The article states that “Mr. Tubesing lives at 714 Ashland Avenue, St. Paul, but is a member of the Attic Club in Minneapolis and has a studio here.” Through other sources, we learned that he was married to Lura Tubesing, and that, in 1940, they lived at 1854 Jefferson Avenue in St. Paul.

In the Brainerd Daily Dispatch (Brainerd MN), on April 4, 1949, page 4, there was news about his death. He died in St. Paul at age 60 on April 1, 1949, in the collision of a car driven by Alvin Hofstedt (age 35), a co-worker in St. Paul, and a Northwestern Railway passenger train, at a grade crossing near Tubesing’s home.

* Image is a detail from Hardy Blechman, DPM: Disruptive Pattern Material: An Encyclopedia of Camouflage (London: DPM, 2004), p. 274.

Friday, February 5, 2016

Dazzle Camouflage Animated | Designer Joe Myers

Joe Myers, Dazzle Camouflage (2015)
Graphic designer Joe Myers, who earned his degree at Northern Illinois University, has made a delightful short animation about dazzle ship camouflage. It combines his graphic components with excerpts from a radio interview that was originally broadcast on 99% Invisible. Such fun—it's well worth a visit.

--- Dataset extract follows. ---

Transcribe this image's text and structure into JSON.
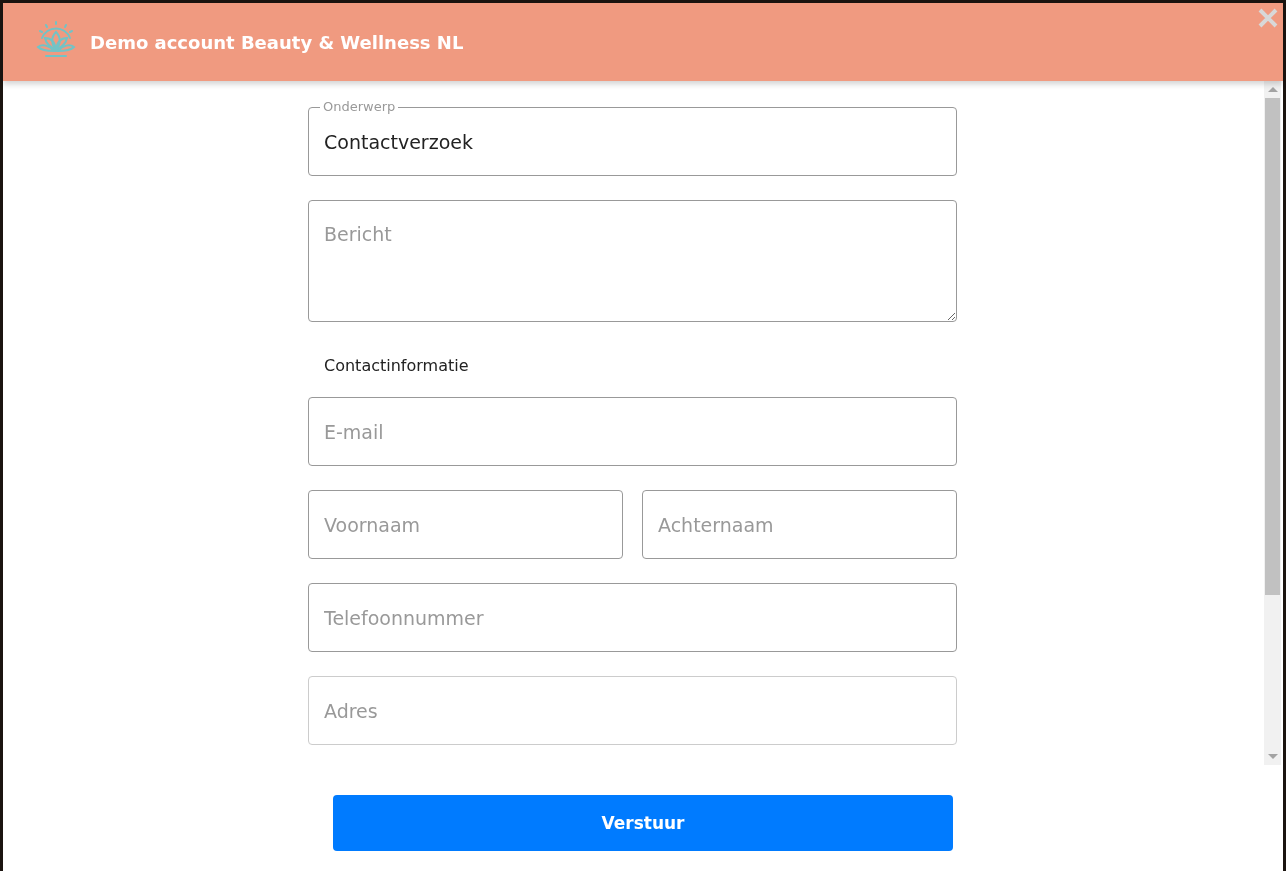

Thursday, February 4, 2016

Martin Stevens on Cheats and Deceits in Nature

Book jacket for Cheats and Deceits (2016)
A wonderful new book by zoologist Martin Stevens is out today in the UK, with US release to follow. Titled Cheats and Deceits: How Animals and Plants Exploit and Mislead (great title!), it is a timely follow-up to his other two recent volumes: Animal Camouflage: Mechanism and Function (2011) and Sensory Ecology, Behavior and Evolution (2013), all from Oxford University Press. Here is the jacket description from the latest, followed by an author’s bio from—

In nature, trickery and deception are widespread. Animals and plants mimic other objects or species in the environment for protection, trick other species into rearing their young, lure prey to their death, and deceive potential mates for reproduction. Cuckoos lay eggs carefully matched to their host's own clutch. Harmless butterflies mimic the wing patterning of a poisonous butterfly to avoid being eaten. The deep-sea angler fish hangs a glowing, fleshy lure in front of its mouth to draw the attention of potential prey, while some male fish alter their appearance to look like females in order to sneak past rivals in mating. Some orchids develop the smell of female insects in order to attract pollinators, while carnivorous plants lure insects to their death with colorful displays.

In Cheats and Deceits, Martin Stevens describes the remarkable range of such adaptations in nature, and considers how they have evolved and increasingly been perfected as part of an arms race between predator and prey or host and parasite. He explores both classic and recent research of naturalists and biologists, showing how scientists find ways of testing the impact of particular behaviors and colorings on the animals it is meant to fool. Drawing on a wide range of examples, Stevens considers what deception tells us about the process of evolution and adaptation.


Martin Stevens is Associate Professor of Sensory and Evolutionary Ecology in the Centre for Ecology and Conservation at the University of Exeter, UK. His research work and teaching focuses on animal behavior and their sensory systems and ecology. Most of his work aims to understand the evolution and function of animal coloration, including camouflage, mimicry, and warning signals, from the perspective of animal vision. His work has included studies on a wide range of animals, including fish, reptiles, birds, insects, crabs, and primates. Martin's work has frequently covered topics related to deception, including mimicry by brood parasites ("cuckoos") and anti-predator coloration, including camouflage, eyespots, and mimicry. He has published over 80 scientific manuscripts, two textbooks, and a general audience book on deception in nature. Martin's research is frequently covered in the international media and he has taken part in a wide range of TV, radio, and magazine productions and given public lectures around the world.